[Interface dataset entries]
▶
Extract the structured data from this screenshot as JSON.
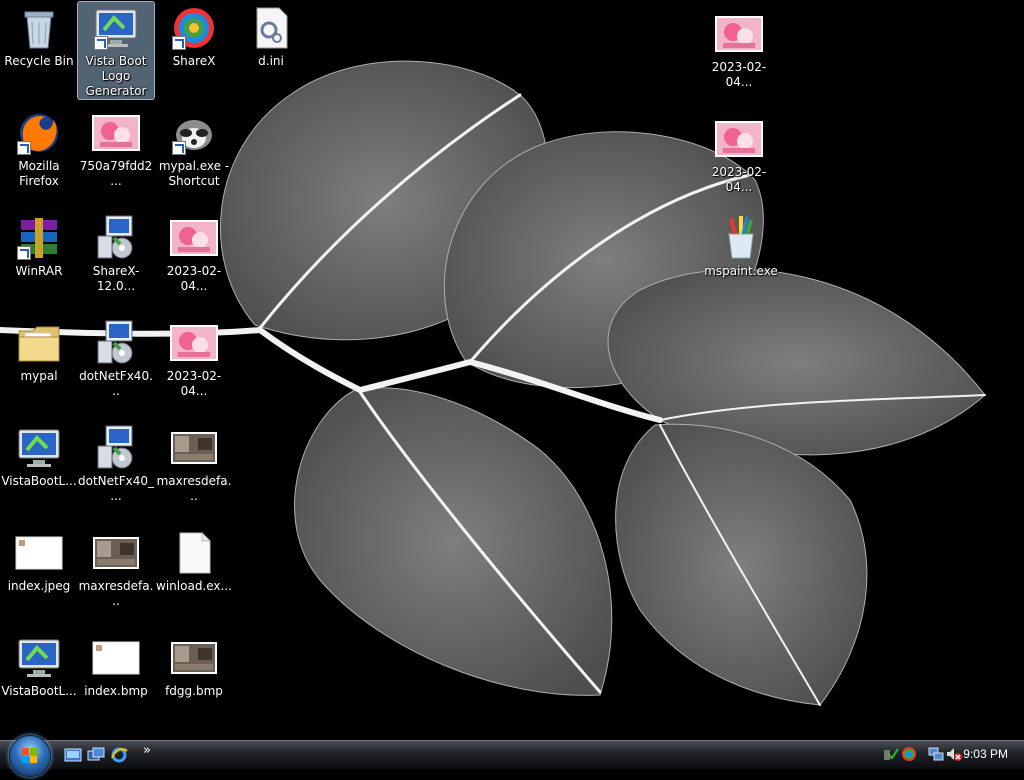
{
  "desktop": {
    "icons": [
      {
        "id": "recycle-bin",
        "label": "Recycle Bin",
        "kind": "recycle"
      },
      {
        "id": "vista-boot-logo-generator",
        "label": "Vista Boot Logo Generator",
        "kind": "vista",
        "shortcut": true,
        "selected": true
      },
      {
        "id": "sharex",
        "label": "ShareX",
        "kind": "sharex",
        "shortcut": true
      },
      {
        "id": "d-ini",
        "label": "d.ini",
        "kind": "ini"
      },
      {
        "id": "screenshot-top-right-1",
        "label": "2023-02-04...",
        "kind": "pink"
      },
      {
        "id": "screenshot-top-right-2",
        "label": "2023-02-04...",
        "kind": "pink"
      },
      {
        "id": "mozilla-firefox",
        "label": "Mozilla Firefox",
        "kind": "firefox",
        "shortcut": true
      },
      {
        "id": "image-750a79fdd2",
        "label": "750a79fdd2...",
        "kind": "pink"
      },
      {
        "id": "mypal-shortcut",
        "label": "mypal.exe - Shortcut",
        "kind": "raccoon",
        "shortcut": true
      },
      {
        "id": "mspaint",
        "label": "mspaint.exe",
        "kind": "paint"
      },
      {
        "id": "winrar",
        "label": "WinRAR",
        "kind": "winrar",
        "shortcut": true
      },
      {
        "id": "sharex-installer",
        "label": "ShareX-12.0...",
        "kind": "installer"
      },
      {
        "id": "screenshot-2023-a",
        "label": "2023-02-04...",
        "kind": "pink"
      },
      {
        "id": "mypal-folder",
        "label": "mypal",
        "kind": "folder"
      },
      {
        "id": "dotnetfx40-1",
        "label": "dotNetFx40...",
        "kind": "installer"
      },
      {
        "id": "screenshot-2023-b",
        "label": "2023-02-04...",
        "kind": "pink"
      },
      {
        "id": "vistabootl-1",
        "label": "VistaBootL...",
        "kind": "vista"
      },
      {
        "id": "dotnetfx40-2",
        "label": "dotNetFx40_...",
        "kind": "installer"
      },
      {
        "id": "maxresdefault-1",
        "label": "maxresdefa...",
        "kind": "photo"
      },
      {
        "id": "index-jpeg",
        "label": "index.jpeg",
        "kind": "whiteimg"
      },
      {
        "id": "maxresdefault-2",
        "label": "maxresdefa...",
        "kind": "photo"
      },
      {
        "id": "winload",
        "label": "winload.ex...",
        "kind": "blank"
      },
      {
        "id": "vistabootl-2",
        "label": "VistaBootL...",
        "kind": "vista"
      },
      {
        "id": "index-bmp",
        "label": "index.bmp",
        "kind": "whiteimg"
      },
      {
        "id": "fdgg-bmp",
        "label": "fdgg.bmp",
        "kind": "photo"
      }
    ]
  },
  "taskbar": {
    "start_label": "Start",
    "quick_launch": [
      "show-desktop-icon",
      "switch-windows-icon",
      "internet-explorer-icon"
    ],
    "overflow_chevron": "»",
    "tray_icons": [
      "network-icon",
      "color-wheel-icon",
      "display-icon",
      "volume-muted-icon"
    ],
    "clock": "9:03 PM"
  },
  "colors": {
    "wallpaper": "#000000",
    "taskbar": "#1d2126",
    "selection": "#96b4d2",
    "label": "#ffffff"
  }
}
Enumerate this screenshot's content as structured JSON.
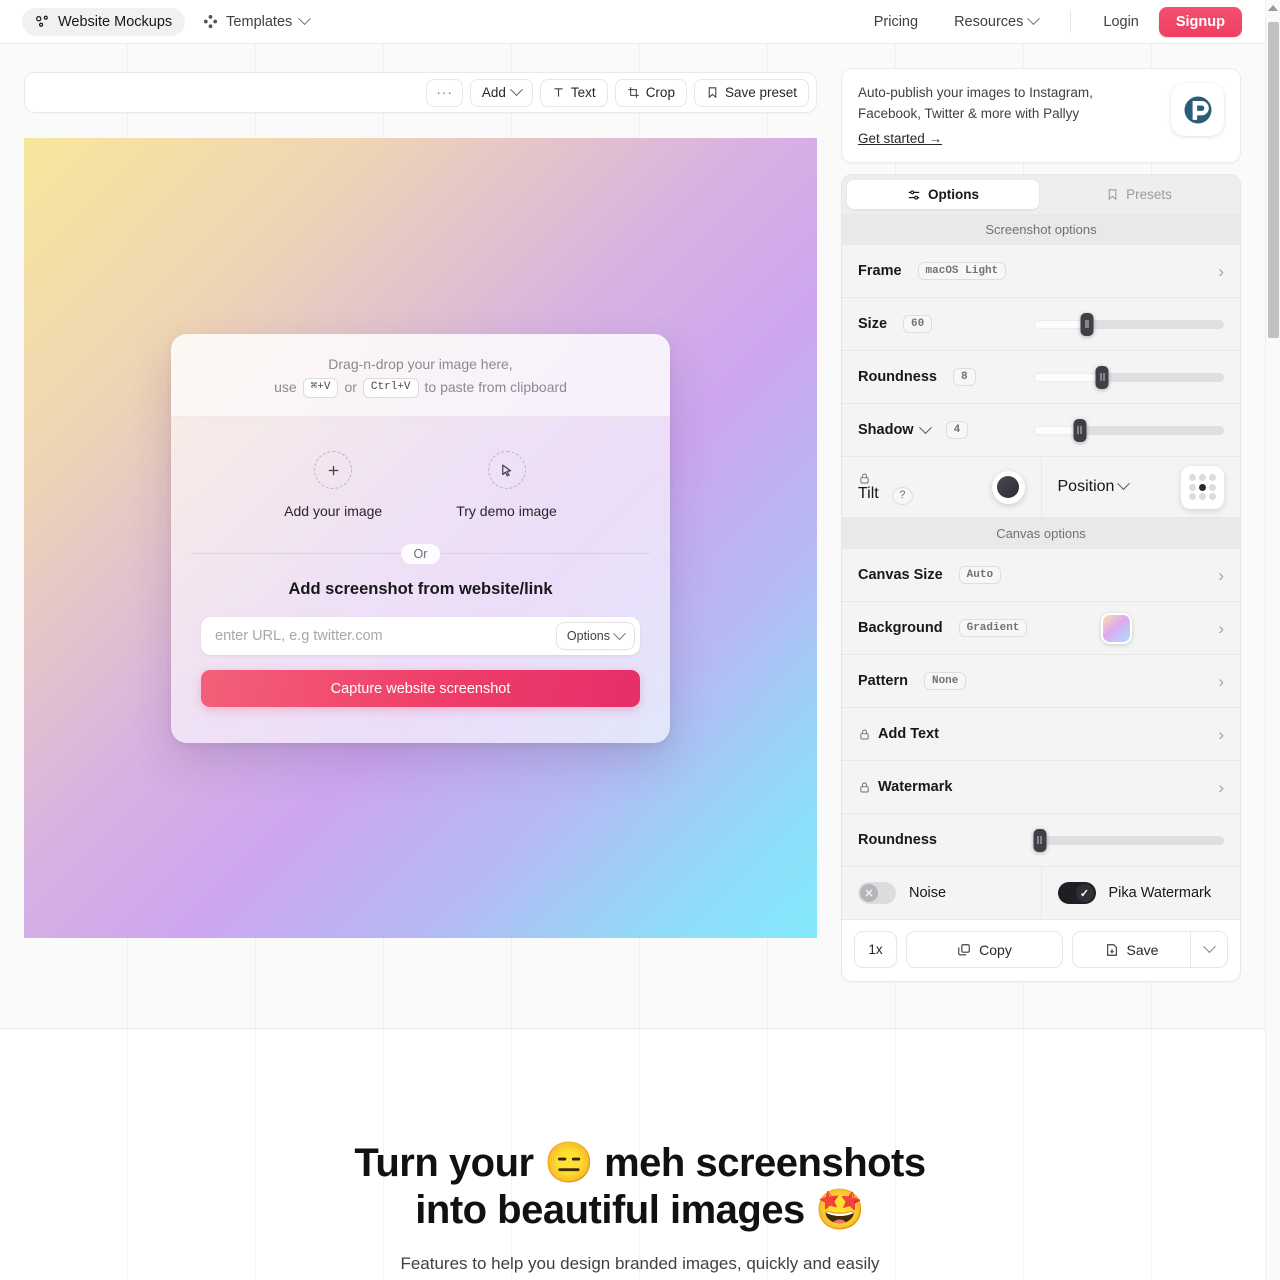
{
  "nav": {
    "brand": "Website Mockups",
    "templates": "Templates",
    "pricing": "Pricing",
    "resources": "Resources",
    "login": "Login",
    "signup": "Signup"
  },
  "toolbar": {
    "more": "···",
    "add": "Add",
    "text": "Text",
    "crop": "Crop",
    "save_preset": "Save preset"
  },
  "canvas": {
    "gradient_from": "#f7e79c",
    "gradient_mid": "#cda6ef",
    "gradient_to": "#84e9fb"
  },
  "drop_card": {
    "line1": "Drag-n-drop your image here,",
    "use": "use",
    "key_mac": "⌘+V",
    "or_word": "or",
    "key_win": "Ctrl+V",
    "paste_tail": "to paste from clipboard",
    "add_image": "Add your image",
    "demo_image": "Try demo image",
    "or": "Or",
    "url_heading": "Add screenshot from website/link",
    "url_value": "",
    "url_placeholder": "enter URL, e.g twitter.com",
    "options": "Options",
    "capture": "Capture website screenshot"
  },
  "promo": {
    "text": "Auto-publish your images to Instagram, Facebook, Twitter & more with Pallyy",
    "cta": "Get started →"
  },
  "panel": {
    "tabs": [
      {
        "label": "Options",
        "icon": "sliders-icon",
        "active": true
      },
      {
        "label": "Presets",
        "icon": "bookmark-icon",
        "active": false
      }
    ],
    "screenshot_section": "Screenshot options",
    "canvas_section": "Canvas options",
    "frame": {
      "label": "Frame",
      "value": "macOS Light"
    },
    "size": {
      "label": "Size",
      "value": "60",
      "percent": 28
    },
    "roundness": {
      "label": "Roundness",
      "value": "8",
      "percent": 36
    },
    "shadow": {
      "label": "Shadow",
      "value": "4",
      "percent": 24
    },
    "tilt": {
      "label": "Tilt",
      "help": "?"
    },
    "position": {
      "label": "Position",
      "selected_index": 4
    },
    "canvas_size": {
      "label": "Canvas Size",
      "value": "Auto"
    },
    "background": {
      "label": "Background",
      "value": "Gradient"
    },
    "pattern": {
      "label": "Pattern",
      "value": "None"
    },
    "add_text": {
      "label": "Add Text"
    },
    "watermark": {
      "label": "Watermark"
    },
    "canvas_roundness": {
      "label": "Roundness",
      "percent": 3
    },
    "noise": {
      "label": "Noise",
      "on": false
    },
    "pika_watermark": {
      "label": "Pika Watermark",
      "on": true
    },
    "zoom": "1x",
    "copy": "Copy",
    "save": "Save"
  },
  "hero": {
    "title_line1": "Turn your 😑 meh screenshots",
    "title_line2": "into beautiful images 🤩",
    "subtitle": "Features to help you design branded images, quickly and easily"
  }
}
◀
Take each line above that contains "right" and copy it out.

        "id": "screenshot-top-right-1",
        "id": "screenshot-top-right-2",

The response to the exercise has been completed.